The business said that a challenging trading backdrop and “deliberate actions” – such as reduced markdowns, reduced width in product assortment and reduced marketing spend – had resulted in the sales drop, with the actions accounting for 50% of the sales decline since December. These moves have been put in place to improve “order economics” and profitability as the business shifts its focus to the improving the bottom line rather than top-line growth.
UK sales were down 10%, Europe was flat, the US down 7% and the rest of world down 12%, the company revealed. The variation in results across the territories was accounted for by differences in trading backdrops and country-specific “profit actions”. While UK sales had dropped ASOS said it was improving market share among its core demographic of 18-35 year old and was taking a larger share of their fashion spend.
The reported loss of £290.9 million included £203.5 million of adjusting items, primarily associated with its “Driving Change” agenda, such as £128.2 million worth of stock write-offs and £49.4 million of non-cash property impairments due to closure costs relating to the reduction is size of its HQ and logistics footprint.
It said that its gross margin trend was encouraging. While it reported flat gross margin for the period, in February, March and April it has seen an improvement of more than 300 basis points year-on-year due to lower freight and duty rates. Meanwhile, stock levels have been reduced by 9%, ahead of its planned reduction of 5%.
ASOS ended the half with cash and undrawn facilities totalling £408.6m at what it said was “typically the seasonal trough in its net working capital cycle”.
CEO José Antonio Ramos Calamonte said: “Our focus is on improving our core profitability, prioritising order economics over top-line growth and I am pleased with the strategic and rapid operational progress the business has made in the first half of the financial year, against some very challenging trading conditions. Thanks to the hard work and commitment of our teams, we have accelerated the roll-out of our new commercial model, delivered more than £100m of profit optimisation and cost saving initiatives, extended our financing facility and continued to build out our top team while remaining committed to our Fashion with Integrity agenda. Taken together, these measures will create a more sustainably profitable and cash generative business as we reinforce our position as a leading destination for our fashion-loving customers.

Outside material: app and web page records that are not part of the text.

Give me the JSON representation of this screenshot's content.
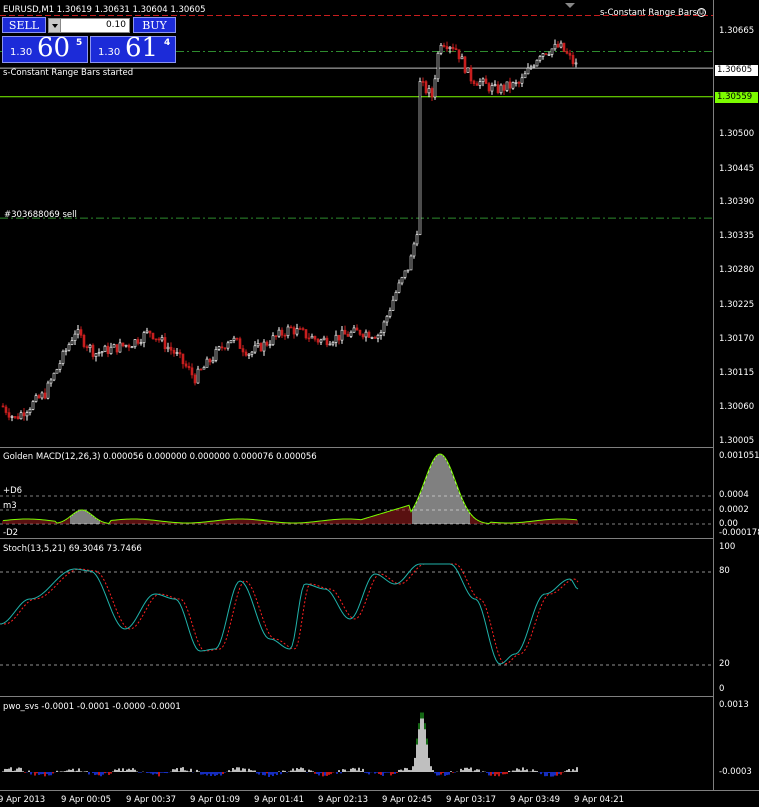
{
  "main": {
    "title": "EURUSD,M1  1.30619 1.30631 1.30604 1.30605",
    "indicator_name": "s-Constant Range Bars",
    "started_text": "s-Constant Range Bars started",
    "order_label": "#303688069 sell",
    "bid_tag": "1.30605",
    "line_tag": "1.30559",
    "price_axis": [
      "1.30665",
      "1.30605",
      "1.30559",
      "1.30500",
      "1.30445",
      "1.30390",
      "1.30335",
      "1.30280",
      "1.30225",
      "1.30170",
      "1.30115",
      "1.30060",
      "1.30005"
    ]
  },
  "trade_panel": {
    "sell_label": "SELL",
    "buy_label": "BUY",
    "lot_value": "0.10",
    "sell_small": "1.30",
    "sell_big": "60",
    "sell_sup": "5",
    "buy_small": "1.30",
    "buy_big": "61",
    "buy_sup": "4"
  },
  "macd": {
    "title": "Golden MACD(12,26,3) 0.000056 0.000000 0.000000 0.000076 0.000056",
    "level_d6": "+D6",
    "level_m3": "m3",
    "level_d2": "-D2",
    "axis": [
      "0.001051",
      "0.0004",
      "0.0002",
      "0.00",
      "-0.000178"
    ]
  },
  "stoch": {
    "title": "Stoch(13,5,21) 69.3046 73.7466",
    "axis": [
      "100",
      "80",
      "20",
      "0"
    ]
  },
  "pwo": {
    "title": "pwo_svs -0.0001 -0.0001 -0.0000 -0.0001",
    "axis": [
      "0.0013",
      "-0.0003"
    ]
  },
  "time_axis": [
    "9 Apr 2013",
    "9 Apr 00:05",
    "9 Apr 00:37",
    "9 Apr 01:09",
    "9 Apr 01:41",
    "9 Apr 02:13",
    "9 Apr 02:45",
    "9 Apr 03:17",
    "9 Apr 03:49",
    "9 Apr 04:21"
  ],
  "colors": {
    "bull_candle": "#ffffff",
    "bear_candle": "#c81e1e",
    "bid_line": "#c0c0c0",
    "green_line": "#7cfc00",
    "ask_dash": "#c81e1e",
    "stoch_main": "#20b2aa",
    "stoch_signal": "#ff2020"
  }
}
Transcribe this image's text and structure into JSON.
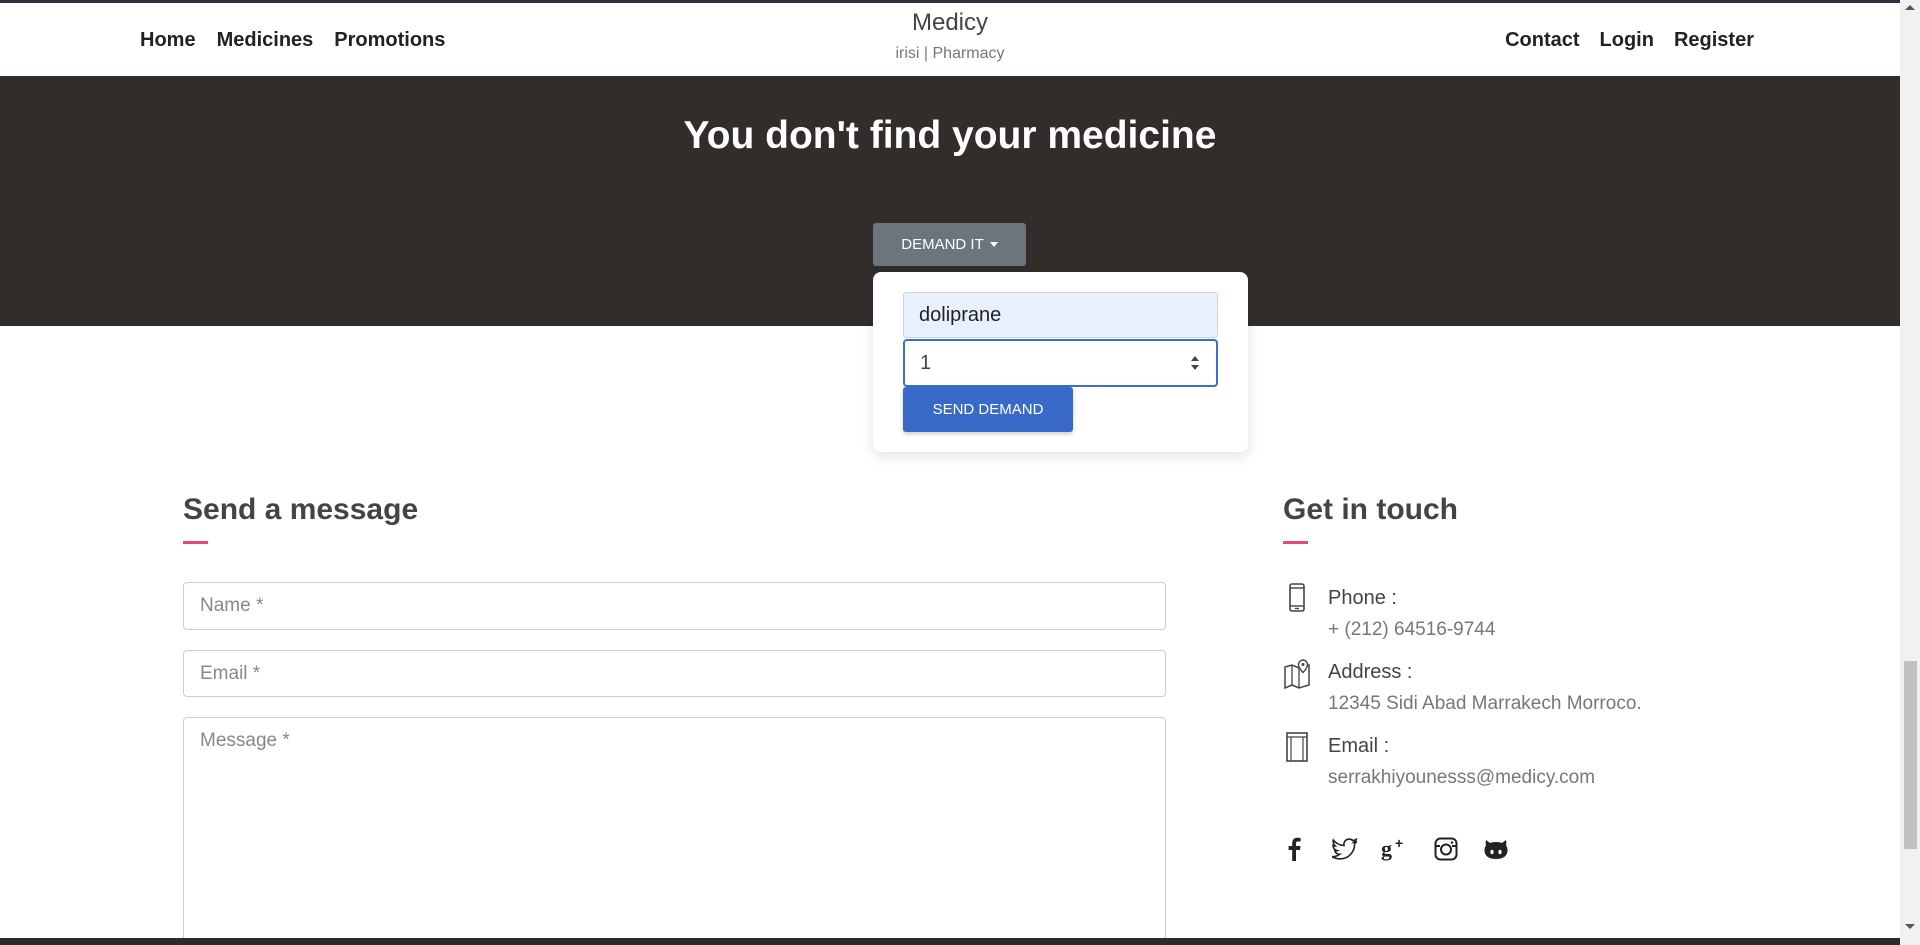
{
  "nav": {
    "left": [
      "Home",
      "Medicines",
      "Promotions"
    ],
    "right": [
      "Contact",
      "Login",
      "Register"
    ]
  },
  "brand": {
    "name": "Medicy",
    "tagline": "irisi | Pharmacy"
  },
  "hero": {
    "title": "You don't find your medicine",
    "demand_button": "DEMAND IT"
  },
  "demand_form": {
    "medicine_value": "doliprane",
    "quantity_value": "1",
    "send_button": "SEND DEMAND"
  },
  "message": {
    "title": "Send a message",
    "name_placeholder": "Name *",
    "email_placeholder": "Email *",
    "message_placeholder": "Message *"
  },
  "contact": {
    "title": "Get in touch",
    "phone_label": "Phone :",
    "phone_value": "+ (212) 64516-9744",
    "address_label": "Address :",
    "address_value": "12345 Sidi Abad Marrakech Morroco.",
    "email_label": "Email :",
    "email_value": "serrakhiyounesss@medicy.com"
  },
  "social": [
    "facebook-icon",
    "twitter-icon",
    "google-plus-icon",
    "instagram-icon",
    "github-icon"
  ],
  "colors": {
    "hero_bg": "#322c2b",
    "demand_btn": "#6c757d",
    "send_btn": "#3a6ac8",
    "accent": "#e84a6c",
    "autofill_bg": "#e8f0fe"
  }
}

“While some of these changes have impacted short-term sales growth, there are many causes for optimism as we progress through the second half of the year. We are improving our gross margin run rate in the face of significant headwinds, are starting to see the benefits of a repositioned stock profile, and are taking action to reduce the proportion of our sales which are not profitable. Initiatives are in place to drive a further c.£200m of benefit in the second half and I am very confident of our return to sustainable profit and cash generation in the second half of the year and beyond.”